**WORK INSTRUCTION:** Give back every entry precisely as written, without any of the images.

Website and app data records

....

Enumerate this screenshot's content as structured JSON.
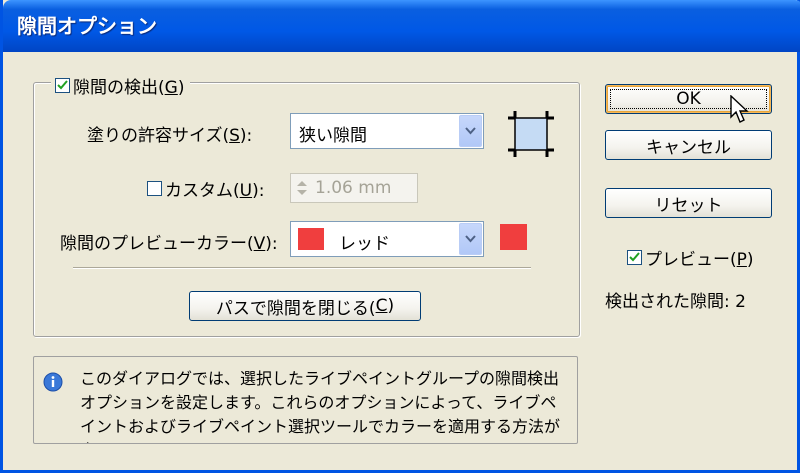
{
  "window": {
    "title": "隙間オプション"
  },
  "group": {
    "detect_label": "隙間の検出(",
    "detect_mnemonic": "G",
    "detect_suffix": ")",
    "detect_checked": true
  },
  "fill_size": {
    "label": "塗りの許容サイズ(",
    "mnemonic": "S",
    "suffix": "):",
    "value": "狭い隙間"
  },
  "custom": {
    "label": "カスタム(",
    "mnemonic": "U",
    "suffix": "):",
    "checked": false,
    "value": "1.06 mm"
  },
  "preview_color": {
    "label": "隙間のプレビューカラー(",
    "mnemonic": "V",
    "suffix": "):",
    "value": "レッド",
    "color": "#f03e3e"
  },
  "close_paths_button": {
    "label": "パスで隙間を閉じる(",
    "mnemonic": "C",
    "suffix": ")"
  },
  "info": {
    "text": "このダイアログでは、選択したライブペイントグループの隙間検出オプションを設定します。これらのオプションによって、ライブペイントおよびライブペイント選択ツールでカラーを適用する方法が変更され"
  },
  "buttons": {
    "ok": "OK",
    "cancel": "キャンセル",
    "reset": "リセット"
  },
  "preview": {
    "label": "プレビュー(",
    "mnemonic": "P",
    "suffix": ")",
    "checked": true
  },
  "status": {
    "label": "検出された隙間: 2"
  },
  "icons": {
    "gap-size-icon": "square-with-corner-marks",
    "info-icon": "info",
    "check-icon": "checkmark",
    "dropdown-arrow-icon": "chevron-down",
    "spinner-icon": "up-down-arrows",
    "cursor-icon": "mouse-pointer"
  }
}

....

**OUTPUT OF THE EXERCISE:**
Enumerate this screenshot's content as structured JSON.
{
  "window": {
    "title": "隙間オプション"
  },
  "group": {
    "detect_label": "隙間の検出(",
    "detect_mnemonic": "G",
    "detect_suffix": ")",
    "detect_checked": true
  },
  "fill_size": {
    "label": "塗りの許容サイズ(",
    "mnemonic": "S",
    "suffix": "):",
    "value": "狭い隙間"
  },
  "custom": {
    "label": "カスタム(",
    "mnemonic": "U",
    "suffix": "):",
    "checked": false,
    "value": "1.06 mm"
  },
  "preview_color": {
    "label": "隙間のプレビューカラー(",
    "mnemonic": "V",
    "suffix": "):",
    "value": "レッド",
    "color": "#f03e3e"
  },
  "close_paths_button": {
    "label": "パスで隙間を閉じる(",
    "mnemonic": "C",
    "suffix": ")"
  },
  "info": {
    "text": "このダイアログでは、選択したライブペイントグループの隙間検出オプションを設定します。これらのオプションによって、ライブペイントおよびライブペイント選択ツールでカラーを適用する方法が変更され"
  },
  "buttons": {
    "ok": "OK",
    "cancel": "キャンセル",
    "reset": "リセット"
  },
  "preview": {
    "label": "プレビュー(",
    "mnemonic": "P",
    "suffix": ")",
    "checked": true
  },
  "status": {
    "label": "検出された隙間: 2"
  },
  "icons": {
    "gap-size-icon": "square-with-corner-marks",
    "info-icon": "info",
    "check-icon": "checkmark",
    "dropdown-arrow-icon": "chevron-down",
    "spinner-icon": "up-down-arrows",
    "cursor-icon": "mouse-pointer"
  }
}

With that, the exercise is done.